SC/NATS 1730, VI 38 The Problem of the Planets, 4 The sun and the moon were obviously different sorts of heavenly bodies. But there were five other bodies that looked like stars, yet they also changed position relative to the celestial sphere.
SC/NATS 1730, VI 39 The Problem of the Planets, 5 These misbehaving stars were given names: Mercury, Venus, Mars, Jupiter, and Saturn. These, along with the sun and the moon, were called “wandering stars,” as opposed to the “fixed stars” that appeared to remain in the same place on the celestial sphere.
SC/NATS 1730, VI 40 The Problem of the Planets, 6 Almost all of ancient astronomy is concerned with explaining the motions of these 7 wandering stars. The word for “wanderer” in ancient Greek is πλανητης, planetes, from which we get planet. All 7 wanderers were called planets, but only the sun and the moon had nice, easily understood paths.
SC/NATS 1730, VI 41 The Problem of the Planets, 7 The strange motions of the planets obsessed many ancient philosophers. The heavenly bodies were free of human intervention. They repeated their motions over and over again. If the world was rational there must be some way of accounting for their motions precisely.
SC/NATS 1730, VI 42 Retrograde motion The planets not only move relative to the fixed stars, they change direction.
SC/NATS 1730, VI 44 Saving the Astronomical Phenomena Plato’s admonition to philosophers to “save the phenomena” was a challenge to show how the phenomena of the world can be rationally understood. A major triumph would be to account for the Problem of the Planets.
SC/NATS 1730, VI 45 Eudoxos of Cnidus 408-355 BCE Famous mathematician and astronomer. At one point a student of Plato’s. Eudoxus accepted Plato’s challenge to “save” the planets by accounting for their weird motions with simple geometric manipulations.

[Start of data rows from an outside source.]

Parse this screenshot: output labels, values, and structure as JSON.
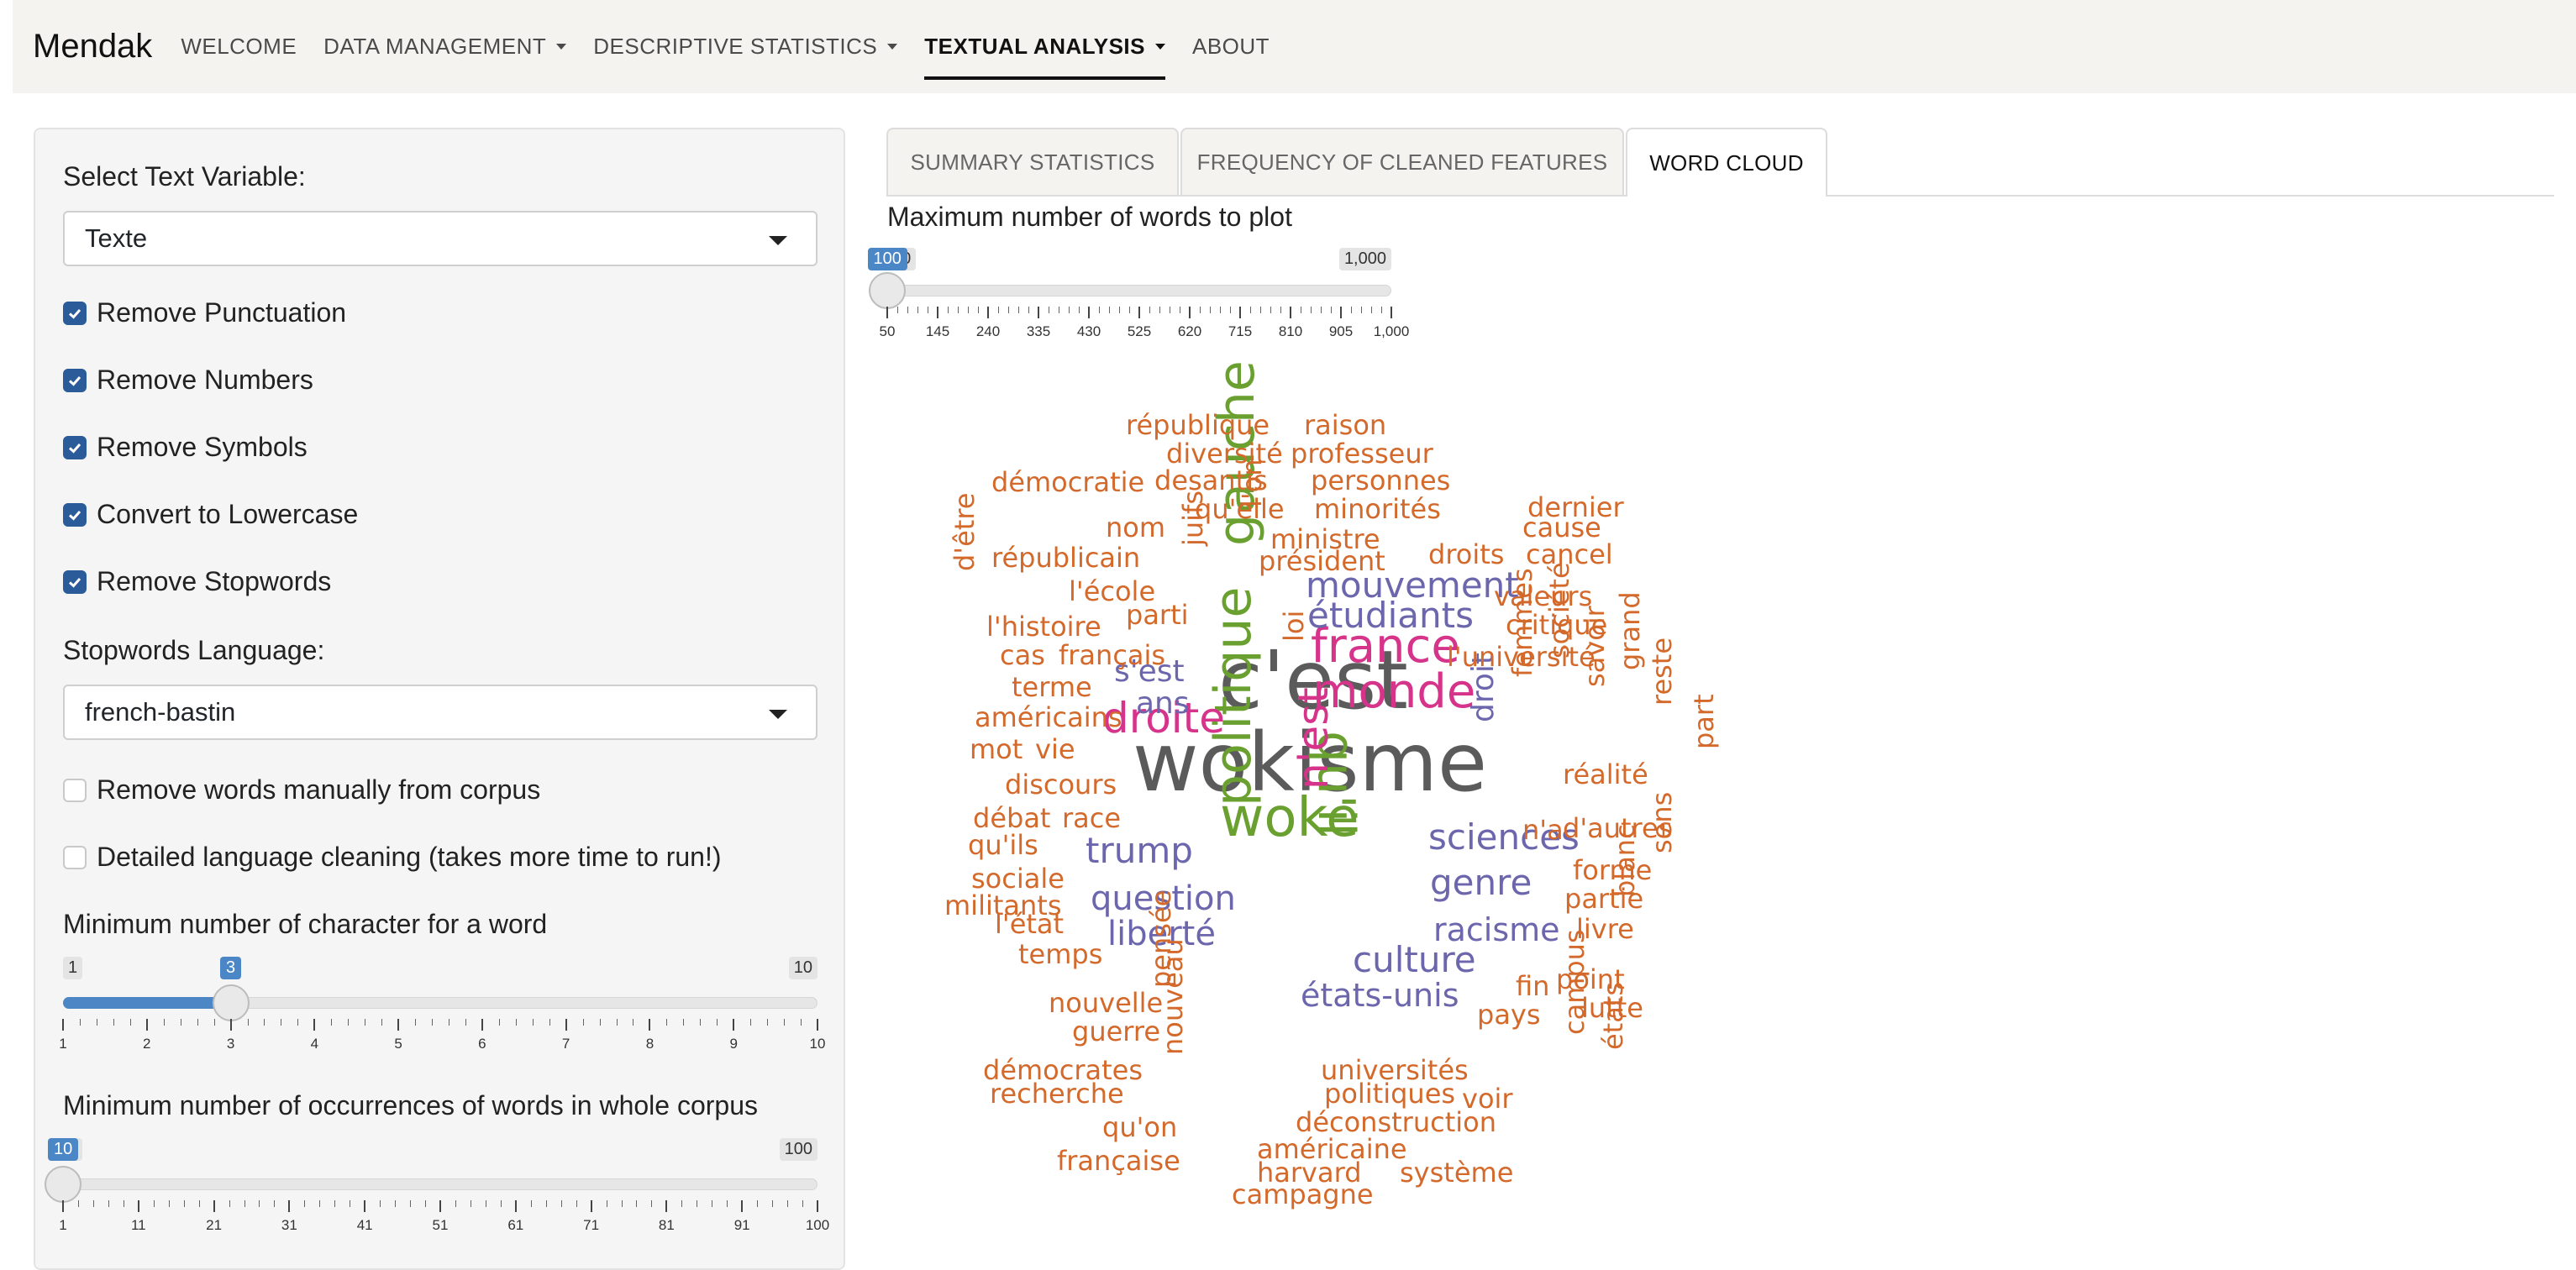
{
  "nav": {
    "brand": "Mendak",
    "items": [
      {
        "label": "WELCOME",
        "dropdown": false,
        "active": false
      },
      {
        "label": "DATA MANAGEMENT",
        "dropdown": true,
        "active": false
      },
      {
        "label": "DESCRIPTIVE STATISTICS",
        "dropdown": true,
        "active": false
      },
      {
        "label": "TEXTUAL ANALYSIS",
        "dropdown": true,
        "active": true
      },
      {
        "label": "ABOUT",
        "dropdown": false,
        "active": false
      }
    ]
  },
  "sidebar": {
    "text_variable_label": "Select Text Variable:",
    "text_variable_value": "Texte",
    "checkboxes": [
      {
        "label": "Remove Punctuation",
        "checked": true
      },
      {
        "label": "Remove Numbers",
        "checked": true
      },
      {
        "label": "Remove Symbols",
        "checked": true
      },
      {
        "label": "Convert to Lowercase",
        "checked": true
      },
      {
        "label": "Remove Stopwords",
        "checked": true
      }
    ],
    "stopwords_label": "Stopwords Language:",
    "stopwords_value": "french-bastin",
    "options": [
      {
        "label": "Remove words manually from corpus",
        "checked": false
      },
      {
        "label": "Detailed language cleaning (takes more time to run!)",
        "checked": false
      }
    ],
    "min_char": {
      "label": "Minimum number of character for a word",
      "min": "1",
      "max": "10",
      "value": "3",
      "ticks": [
        "1",
        "2",
        "3",
        "4",
        "5",
        "6",
        "7",
        "8",
        "9",
        "10"
      ]
    },
    "min_occ": {
      "label": "Minimum number of occurrences of words in whole corpus",
      "min": "1",
      "max": "100",
      "value": "10",
      "ticks": [
        "1",
        "11",
        "21",
        "31",
        "41",
        "51",
        "61",
        "71",
        "81",
        "91",
        "100"
      ]
    }
  },
  "tabs": [
    {
      "label": "SUMMARY STATISTICS",
      "active": false
    },
    {
      "label": "FREQUENCY OF CLEANED FEATURES",
      "active": false
    },
    {
      "label": "WORD CLOUD",
      "active": true
    }
  ],
  "wordcloud": {
    "max_words_label": "Maximum number of words to plot",
    "slider": {
      "min": "50",
      "max": "1,000",
      "value": "100",
      "ticks": [
        "50",
        "145",
        "240",
        "335",
        "430",
        "525",
        "620",
        "715",
        "810",
        "905",
        "1,000"
      ]
    },
    "colors": {
      "gray": "#5b5b5b",
      "green": "#6aa02f",
      "pink": "#d6338a",
      "purple": "#6c66ad",
      "orange": "#d3692a"
    },
    "words": [
      {
        "text": "wokisme",
        "color": "gray",
        "tier": 1
      },
      {
        "text": "c'est",
        "color": "gray",
        "tier": 1
      },
      {
        "text": "woke",
        "color": "green",
        "tier": 2
      },
      {
        "text": "gauche",
        "color": "green",
        "tier": 2
      },
      {
        "text": "politique",
        "color": "green",
        "tier": 2
      },
      {
        "text": "qu'il",
        "color": "green",
        "tier": 2
      },
      {
        "text": "france",
        "color": "pink",
        "tier": 3
      },
      {
        "text": "monde",
        "color": "pink",
        "tier": 3
      },
      {
        "text": "droite",
        "color": "pink",
        "tier": 3
      },
      {
        "text": "n'est",
        "color": "pink",
        "tier": 3
      },
      {
        "text": "mouvement",
        "color": "purple",
        "tier": 4
      },
      {
        "text": "étudiants",
        "color": "purple",
        "tier": 4
      },
      {
        "text": "sciences",
        "color": "purple",
        "tier": 4
      },
      {
        "text": "genre",
        "color": "purple",
        "tier": 4
      },
      {
        "text": "trump",
        "color": "purple",
        "tier": 4
      },
      {
        "text": "culture",
        "color": "purple",
        "tier": 4
      },
      {
        "text": "question",
        "color": "purple",
        "tier": 4
      },
      {
        "text": "liberté",
        "color": "purple",
        "tier": 4
      },
      {
        "text": "racisme",
        "color": "purple",
        "tier": 4
      },
      {
        "text": "s'est",
        "color": "purple",
        "tier": 4
      },
      {
        "text": "ans",
        "color": "purple",
        "tier": 4
      },
      {
        "text": "droit",
        "color": "purple",
        "tier": 4
      },
      {
        "text": "états-unis",
        "color": "purple",
        "tier": 4
      },
      {
        "text": "république",
        "color": "orange",
        "tier": 5
      },
      {
        "text": "raison",
        "color": "orange",
        "tier": 5
      },
      {
        "text": "diversité",
        "color": "orange",
        "tier": 5
      },
      {
        "text": "professeur",
        "color": "orange",
        "tier": 5
      },
      {
        "text": "démocratie",
        "color": "orange",
        "tier": 5
      },
      {
        "text": "desantis",
        "color": "orange",
        "tier": 5
      },
      {
        "text": "personnes",
        "color": "orange",
        "tier": 5
      },
      {
        "text": "qu'elle",
        "color": "orange",
        "tier": 5
      },
      {
        "text": "minorités",
        "color": "orange",
        "tier": 5
      },
      {
        "text": "dernier",
        "color": "orange",
        "tier": 5
      },
      {
        "text": "nom",
        "color": "orange",
        "tier": 5
      },
      {
        "text": "ministre",
        "color": "orange",
        "tier": 5
      },
      {
        "text": "cause",
        "color": "orange",
        "tier": 5
      },
      {
        "text": "républicain",
        "color": "orange",
        "tier": 5
      },
      {
        "text": "président",
        "color": "orange",
        "tier": 5
      },
      {
        "text": "droits",
        "color": "orange",
        "tier": 5
      },
      {
        "text": "cancel",
        "color": "orange",
        "tier": 5
      },
      {
        "text": "l'école",
        "color": "orange",
        "tier": 5
      },
      {
        "text": "juifs",
        "color": "orange",
        "tier": 5
      },
      {
        "text": "l'on",
        "color": "orange",
        "tier": 5
      },
      {
        "text": "valeurs",
        "color": "orange",
        "tier": 5
      },
      {
        "text": "parti",
        "color": "orange",
        "tier": 5
      },
      {
        "text": "critique",
        "color": "orange",
        "tier": 5
      },
      {
        "text": "l'histoire",
        "color": "orange",
        "tier": 5
      },
      {
        "text": "d'être",
        "color": "orange",
        "tier": 5
      },
      {
        "text": "cas",
        "color": "orange",
        "tier": 5
      },
      {
        "text": "français",
        "color": "orange",
        "tier": 5
      },
      {
        "text": "loi",
        "color": "orange",
        "tier": 5
      },
      {
        "text": "l'université",
        "color": "orange",
        "tier": 5
      },
      {
        "text": "terme",
        "color": "orange",
        "tier": 5
      },
      {
        "text": "société",
        "color": "orange",
        "tier": 5
      },
      {
        "text": "femmes",
        "color": "orange",
        "tier": 5
      },
      {
        "text": "savoir",
        "color": "orange",
        "tier": 5
      },
      {
        "text": "grand",
        "color": "orange",
        "tier": 5
      },
      {
        "text": "américains",
        "color": "orange",
        "tier": 5
      },
      {
        "text": "reste",
        "color": "orange",
        "tier": 5
      },
      {
        "text": "mot",
        "color": "orange",
        "tier": 5
      },
      {
        "text": "vie",
        "color": "orange",
        "tier": 5
      },
      {
        "text": "part",
        "color": "orange",
        "tier": 5
      },
      {
        "text": "réalité",
        "color": "orange",
        "tier": 5
      },
      {
        "text": "discours",
        "color": "orange",
        "tier": 5
      },
      {
        "text": "débat",
        "color": "orange",
        "tier": 5
      },
      {
        "text": "race",
        "color": "orange",
        "tier": 5
      },
      {
        "text": "n'a",
        "color": "orange",
        "tier": 5
      },
      {
        "text": "d'autres",
        "color": "orange",
        "tier": 5
      },
      {
        "text": "qu'ils",
        "color": "orange",
        "tier": 5
      },
      {
        "text": "forme",
        "color": "orange",
        "tier": 5
      },
      {
        "text": "sociale",
        "color": "orange",
        "tier": 5
      },
      {
        "text": "partie",
        "color": "orange",
        "tier": 5
      },
      {
        "text": "militants",
        "color": "orange",
        "tier": 5
      },
      {
        "text": "sens",
        "color": "orange",
        "tier": 5
      },
      {
        "text": "l'état",
        "color": "orange",
        "tier": 5
      },
      {
        "text": "livre",
        "color": "orange",
        "tier": 5
      },
      {
        "text": "blanc",
        "color": "orange",
        "tier": 5
      },
      {
        "text": "temps",
        "color": "orange",
        "tier": 5
      },
      {
        "text": "fin",
        "color": "orange",
        "tier": 5
      },
      {
        "text": "point",
        "color": "orange",
        "tier": 5
      },
      {
        "text": "nouvelle",
        "color": "orange",
        "tier": 5
      },
      {
        "text": "pensée",
        "color": "orange",
        "tier": 5
      },
      {
        "text": "guerre",
        "color": "orange",
        "tier": 5
      },
      {
        "text": "pays",
        "color": "orange",
        "tier": 5
      },
      {
        "text": "lutte",
        "color": "orange",
        "tier": 5
      },
      {
        "text": "campus",
        "color": "orange",
        "tier": 5
      },
      {
        "text": "états",
        "color": "orange",
        "tier": 5
      },
      {
        "text": "nouveau",
        "color": "orange",
        "tier": 5
      },
      {
        "text": "démocrates",
        "color": "orange",
        "tier": 5
      },
      {
        "text": "universités",
        "color": "orange",
        "tier": 5
      },
      {
        "text": "recherche",
        "color": "orange",
        "tier": 5
      },
      {
        "text": "politiques",
        "color": "orange",
        "tier": 5
      },
      {
        "text": "voir",
        "color": "orange",
        "tier": 5
      },
      {
        "text": "qu'on",
        "color": "orange",
        "tier": 5
      },
      {
        "text": "déconstruction",
        "color": "orange",
        "tier": 5
      },
      {
        "text": "américaine",
        "color": "orange",
        "tier": 5
      },
      {
        "text": "française",
        "color": "orange",
        "tier": 5
      },
      {
        "text": "harvard",
        "color": "orange",
        "tier": 5
      },
      {
        "text": "système",
        "color": "orange",
        "tier": 5
      },
      {
        "text": "campagne",
        "color": "orange",
        "tier": 5
      }
    ]
  }
}
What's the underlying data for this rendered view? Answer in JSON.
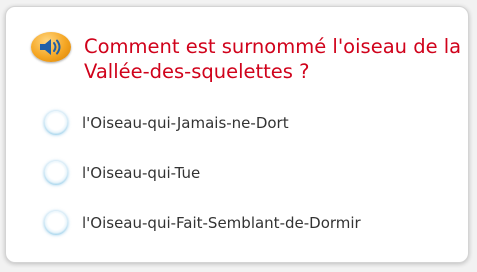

SC/NATS 1730, VI 46 The Spheres of Eudoxus Eudoxus came up with a scheme to account for the strange forward and backward motions of the planets. He imagined a series of concentric spherical shells for each planet, turning on different axes nested inside each other. On the innermost spherical shell would be the only part visible: the planet.
SC/NATS 1730, VI 47 The Spheres of Eudoxus, 2 The outer sphere is aligned north and south and turns simultaneously with the celestial sphere. This swings the planet around daily.
SC/NATS 1730, VI 48 The Spheres of Eudoxus, 3 Next is the Ecliptic Sphere, which is aligned with the motion of the sun, i.e. a 23.5° tilt to the axis of the celestial sphere. This causes the slow west to east migration of the planet
SC/NATS 1730, VI 49 The Spheres of Eudoxus, 4 The third and fourth spheres are aligned differently for each planet and produce the looping retrograde motions. The planet is on the innermost sphere.
SC/NATS 1730, VI 50 The Problem of the Planets Solved The phenomena, i.e. the crazy motion of the planets, are saved. This means that they are shown to be nothing more than the combination of regular motions of regular geometric shapes. The sphere is a “philosophical” shape. Therefore the planetary motions are philosophical.
SC/NATS 1730, VI 51 A complex (invisible) system in the sky Eudoxus required 27 different concentric spheres. 3 for each of the sun and moon, 4 for each of the other 5 planets, and the celestial sphere for the fixed stars.
SC/NATS 1730, VI 52 Yes, but… The main problem with Eudoxus’ brilliant solution is that it did not work. Despite all the possibilities, Eudoxus could never figure out the relative sizes, angles, and rates of revolution to put the planet in the right place in the sky.
SC/NATS 1730, VI 53 On the positive side… Eudoxus’ goal was to capture the unexplained movements of the planets by mathematics. This became a model of what a proper explanation of nature should look like. Note: The “sensible world” (the visible planets) are explained by reference to the “intelligible world” (mathematics).